Published at Fix Homelessness

Crews cleared thousands of pounds of trash along Green River Road in unincorporated King County last month. It was not an official sweep, so most of the RVs and homeless that left came right back.  For now, they’re being allowed to stay.  

We checked in Thursday night to see how people were doing. More than ten vehicles and RVs have returned, and there are now several tents set up along the side of the road. 

Holly Morales says she’s pleasantly surprised that King County is accommodating the campers this time around. She lives in an RV and says that for the first time at this location, county crews distributed toilet buckets and mini pop up tents for privacy. 

But this is not what some neighbors wanted. They told me off camera that this will enable people to stay even longer. And some question where all the waste is going to go. 

Dean Aldrich is CEO of Valor Soccer, which uses a field right next to the encampment. He says, “The water source for homes around here and their wells are contaminated because of the feces.”  

I reached out to several agencies, including the King County Regional Homelessness Authority, which is now responsible for outreach, as well as to Executive Dow Constantine’s office to find out if this is actually a new county program. So far, no response. But the county website does give instructions on how to use a pail as a toilet during an emergency.  

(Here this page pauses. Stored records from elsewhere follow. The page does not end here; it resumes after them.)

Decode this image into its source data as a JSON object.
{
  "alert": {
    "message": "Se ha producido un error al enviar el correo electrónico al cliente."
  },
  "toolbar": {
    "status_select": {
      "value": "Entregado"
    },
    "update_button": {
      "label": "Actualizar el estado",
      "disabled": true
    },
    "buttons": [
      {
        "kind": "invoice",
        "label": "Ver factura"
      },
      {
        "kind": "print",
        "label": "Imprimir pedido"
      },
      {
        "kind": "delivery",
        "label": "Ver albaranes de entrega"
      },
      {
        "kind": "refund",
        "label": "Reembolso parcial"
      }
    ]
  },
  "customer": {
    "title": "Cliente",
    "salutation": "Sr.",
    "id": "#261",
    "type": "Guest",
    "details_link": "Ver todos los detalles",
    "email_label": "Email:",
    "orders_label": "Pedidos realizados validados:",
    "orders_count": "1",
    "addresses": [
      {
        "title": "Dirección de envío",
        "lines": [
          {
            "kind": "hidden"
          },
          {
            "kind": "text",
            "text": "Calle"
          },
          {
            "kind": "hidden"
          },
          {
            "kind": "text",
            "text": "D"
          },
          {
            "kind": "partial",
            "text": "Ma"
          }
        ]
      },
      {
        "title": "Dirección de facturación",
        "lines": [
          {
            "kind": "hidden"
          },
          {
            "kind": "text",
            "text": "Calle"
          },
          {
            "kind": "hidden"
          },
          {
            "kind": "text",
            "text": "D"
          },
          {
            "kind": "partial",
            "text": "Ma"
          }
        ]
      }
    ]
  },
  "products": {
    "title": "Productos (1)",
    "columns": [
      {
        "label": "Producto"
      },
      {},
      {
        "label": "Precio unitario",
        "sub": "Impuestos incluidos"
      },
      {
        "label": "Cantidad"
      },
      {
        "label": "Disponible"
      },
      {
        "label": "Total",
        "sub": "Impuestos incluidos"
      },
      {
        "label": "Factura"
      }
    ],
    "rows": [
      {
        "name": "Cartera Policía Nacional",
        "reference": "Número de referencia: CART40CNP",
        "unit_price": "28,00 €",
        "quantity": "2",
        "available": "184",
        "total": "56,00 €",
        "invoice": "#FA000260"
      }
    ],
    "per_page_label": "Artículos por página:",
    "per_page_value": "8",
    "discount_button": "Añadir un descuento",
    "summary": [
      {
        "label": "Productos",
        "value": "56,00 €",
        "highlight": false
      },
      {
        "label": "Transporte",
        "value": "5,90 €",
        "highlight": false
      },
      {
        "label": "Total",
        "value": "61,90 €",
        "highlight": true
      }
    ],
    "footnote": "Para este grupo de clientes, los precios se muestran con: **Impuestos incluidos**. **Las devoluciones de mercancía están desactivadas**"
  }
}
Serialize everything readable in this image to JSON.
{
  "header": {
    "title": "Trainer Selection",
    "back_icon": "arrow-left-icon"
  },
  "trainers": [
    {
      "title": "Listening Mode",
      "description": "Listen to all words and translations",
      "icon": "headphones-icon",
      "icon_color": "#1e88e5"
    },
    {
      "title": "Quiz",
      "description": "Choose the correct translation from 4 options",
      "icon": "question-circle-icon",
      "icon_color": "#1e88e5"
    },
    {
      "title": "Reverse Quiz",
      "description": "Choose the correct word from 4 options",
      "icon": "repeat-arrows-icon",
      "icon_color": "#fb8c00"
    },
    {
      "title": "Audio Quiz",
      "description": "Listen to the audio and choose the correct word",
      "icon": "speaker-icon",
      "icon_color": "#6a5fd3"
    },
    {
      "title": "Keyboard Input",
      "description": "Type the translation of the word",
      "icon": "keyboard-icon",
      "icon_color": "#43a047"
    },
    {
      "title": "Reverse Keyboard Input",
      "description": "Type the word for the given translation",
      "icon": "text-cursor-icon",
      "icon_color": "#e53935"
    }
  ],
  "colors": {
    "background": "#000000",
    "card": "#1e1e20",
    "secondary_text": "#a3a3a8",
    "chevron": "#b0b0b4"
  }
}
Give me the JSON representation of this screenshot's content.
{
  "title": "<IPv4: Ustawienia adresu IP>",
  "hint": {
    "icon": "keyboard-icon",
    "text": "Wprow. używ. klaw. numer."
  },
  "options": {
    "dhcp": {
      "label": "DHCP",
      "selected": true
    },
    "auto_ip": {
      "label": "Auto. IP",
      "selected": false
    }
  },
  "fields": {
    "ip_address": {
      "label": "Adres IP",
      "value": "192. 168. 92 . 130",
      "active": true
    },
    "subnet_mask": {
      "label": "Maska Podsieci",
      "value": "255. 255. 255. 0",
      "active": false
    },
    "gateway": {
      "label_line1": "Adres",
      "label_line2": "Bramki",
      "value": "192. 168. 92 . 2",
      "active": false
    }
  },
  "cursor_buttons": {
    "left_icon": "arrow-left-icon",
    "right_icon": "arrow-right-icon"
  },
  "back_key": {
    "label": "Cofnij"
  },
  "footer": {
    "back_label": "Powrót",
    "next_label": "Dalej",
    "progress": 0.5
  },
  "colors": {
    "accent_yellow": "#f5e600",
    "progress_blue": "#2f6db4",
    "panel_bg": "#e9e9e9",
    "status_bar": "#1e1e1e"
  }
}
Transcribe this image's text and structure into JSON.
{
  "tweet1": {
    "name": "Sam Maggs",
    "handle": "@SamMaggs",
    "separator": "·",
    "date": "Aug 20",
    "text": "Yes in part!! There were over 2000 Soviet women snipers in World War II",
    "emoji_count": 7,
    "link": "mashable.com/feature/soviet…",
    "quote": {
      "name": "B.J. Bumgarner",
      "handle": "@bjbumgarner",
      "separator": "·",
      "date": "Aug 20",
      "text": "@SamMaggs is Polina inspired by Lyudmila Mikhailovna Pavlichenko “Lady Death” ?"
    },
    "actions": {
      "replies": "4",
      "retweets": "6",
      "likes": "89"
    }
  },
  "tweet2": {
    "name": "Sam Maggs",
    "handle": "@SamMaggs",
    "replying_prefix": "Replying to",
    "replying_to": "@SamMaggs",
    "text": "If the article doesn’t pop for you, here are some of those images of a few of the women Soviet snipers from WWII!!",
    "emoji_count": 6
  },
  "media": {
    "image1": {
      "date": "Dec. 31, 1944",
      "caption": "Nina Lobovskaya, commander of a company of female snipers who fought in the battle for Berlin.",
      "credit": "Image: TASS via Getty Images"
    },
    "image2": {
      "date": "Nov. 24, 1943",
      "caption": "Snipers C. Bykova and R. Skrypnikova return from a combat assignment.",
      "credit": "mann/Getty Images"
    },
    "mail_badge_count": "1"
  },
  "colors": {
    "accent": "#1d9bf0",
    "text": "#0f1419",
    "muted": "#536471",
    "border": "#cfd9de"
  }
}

Even with loosening Covid protocols, King County is still operating under guidance from the health department that says encampments should not be removed during a pandemic. They also cite recommendations from the Centers for Disease Control and Prevention. But the last update on that agency’s website was in February. So it’s unclear when there will be any real progress on Green River Road. 

Councilmember Reagan Dunn’s homeless encampment removal legislation is still winding its way through the full council.  “We will never solve this problem, it will only get worse if we don’t have this comprehensive solution to this set of problems,” he says.  

Meanwhile, outreach workers spent weeks trying to convince people to get off the streets and accept shelter before this clean up. But many refused—including Morales, who says tiny houses and other acceptable housing are not available. Morales says, “They need to stop telling people that they’re going to put us in housing and all that because there’s none.” 

She says for now they’re staying hunkered down and the bucket toilets are better than nothing.